One of the first steps in developing a RESTful web service
is designing the resource model. The resource model identifies and
classifies all the resources the client uses to interact with the server.
Of all the aspects of designing a RESTful web service, such as
identification of resources, choice of media types and formats, and
application of the uniform interface, resource identification is the most
Because of the visible nature of HTTP (see Recipe1.1), you can use tools
like Firebug (http://getfirebug.com), Yahoo! YSlow
(http://developer.yahoo.com/yslow/), or Resource
Expert Droid (http://redbot.org/) to make reasonable
assertions about whether the server is implementing HTTP correctly. But
you cannot do the same with resources.

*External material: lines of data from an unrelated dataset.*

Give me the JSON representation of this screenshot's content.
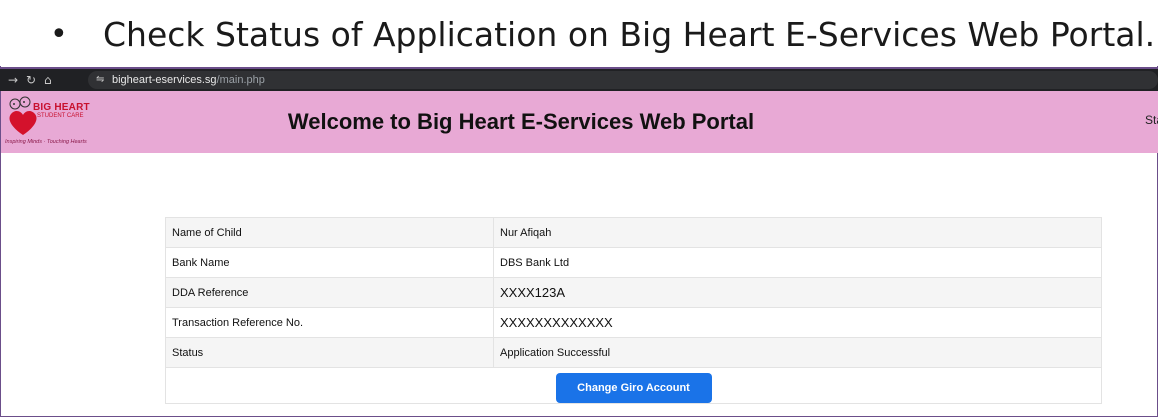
{
  "slide": {
    "bullet": "•",
    "title": "Check Status of Application on Big Heart E-Services Web Portal."
  },
  "browser": {
    "url_host": "bigheart-eservices.sg",
    "url_path": "/main.php",
    "icons": [
      "arrow-right-icon",
      "reload-icon",
      "home-icon",
      "site-settings-icon"
    ]
  },
  "site": {
    "logo_line1": "BIG HEART",
    "logo_line2": "STUDENT CARE",
    "logo_tagline": "Inspiring Minds · Touching Hearts",
    "welcome": "Welcome to Big Heart E-Services Web Portal",
    "right_clipped": "Sta",
    "header_color": "#e8a9d5"
  },
  "details": {
    "rows": [
      {
        "label": "Name of Child",
        "value": "Nur Afiqah"
      },
      {
        "label": "Bank Name",
        "value": "DBS Bank Ltd"
      },
      {
        "label": "DDA Reference",
        "value": "XXXX123A"
      },
      {
        "label": "Transaction Reference No.",
        "value": "XXXXXXXXXXXXX"
      },
      {
        "label": "Status",
        "value": "Application Successful"
      }
    ],
    "button_label": "Change Giro Account",
    "button_color": "#1a73e8"
  }
}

There is no right or
wrong resource model. All that matters is whether you can use
HTTPs uniform interface reasonably correctly to implement your web
service. This chapter goes through the following recipes to help identify
resources for a number of common situations:
Psychodynamic therapy is based on psychoanalytic theory and practice. The central principle is that distress has been caused by events and modes of relating in early life of which we are no longer aware. From the earliest years of the practice of this model of therapy, its application has extended. One facet of this extension is working with people who have a serious illness or disability. Impairment of bodily function can happen at any time from uterine life on and may be temporary or permanent. Sometimes impairment is stable or can change. These states of being will have resonances with a patient’s internal world and past life experiences, though this will not be readily apparent to them. There can be little dispute that in Western culture the dominant model of disease is biologically based, which means that a patient’s emotional responses to it can sometimes be ignored or given only scant attention. Conversely, any attempt to apply psychological understanding alone “undermines the reality of the disease” (Sontag, 1983, p. 59). The notion of physical versus psychological does not give due regard to the lively forces at work in body and mind which impact and are interdependent the one with the other. It is the interrelating of body and mind that gives credibility to the need for psychological therapies to be made available to patients with a serious physical illness or disability, many of whom are distressed. I wish to briefly describe a developmental paradigm from which the effects of impaired bodily function on the mind can be understood.
In this chapter, well show you how to put into action the optimization techniques that you learned in Chapter1 and the conversion techniques youll learn in Chapter5. To do so, we feature a case study that shows the benefits of natural search engine optimization (SEO).
Dr. Ken Cirka, DMD, contacted us in mid-2004 seeking to boost the number of patient leads he was getting from his website. The original website had a simple, graphically rich design using stock images (see Figure2-1).
Although it was visually appealing to humans, it was not appealing to search engines.
Through the lens of a Lynx viewer, the site looked like this:
Figure2-1.PhillyDentistry.com, circa June 2004
The site used keyword-rich image alt tags, but search engines give more weight to visible text such as headlines and body copy than they do to invisible text. In Dr. Cirkas original site, search engines could detect no body copy or headlines. They saw only alt and link text. The site was also opening up the business to spam; note that publishing a plain-text email address in your page will increase the amount of spam emails that you receive. It is best to use a contact form instead to avoid spam from spambots.
Scale invites complexity. Complexity breeds confusion. Confusion, in
turn, increases the likelihood of error. Even more mistakes are made under
pressure resulting from deadlines, the time-critical nature of the business,
or high external visibility. Timely response to production issues becomes
more difficult at scale.
Some amount of complexity is unavoidable, so striving for simplicity,
while a good thing in itself, is not the same as achieving it. Likewise,
working under pressure is not something that will go away anytime soon. When
is the right time to expand the team? Then again, the more people on the
team, the harder it is to maintain consistency.
Increasing a systems manageability is a sure way to counter these
factors. Rich instrumentation is a necessary yet not sufficient condition.
If your system is expanding, this chapter might help you in planning an
alerting configuration that scales along with it. If you have already
reached the critical mass and monitoring is starting to become increasingly
more complicated, this chapter will help you get back on track. It describes
best practices for developing managed alerting configurations.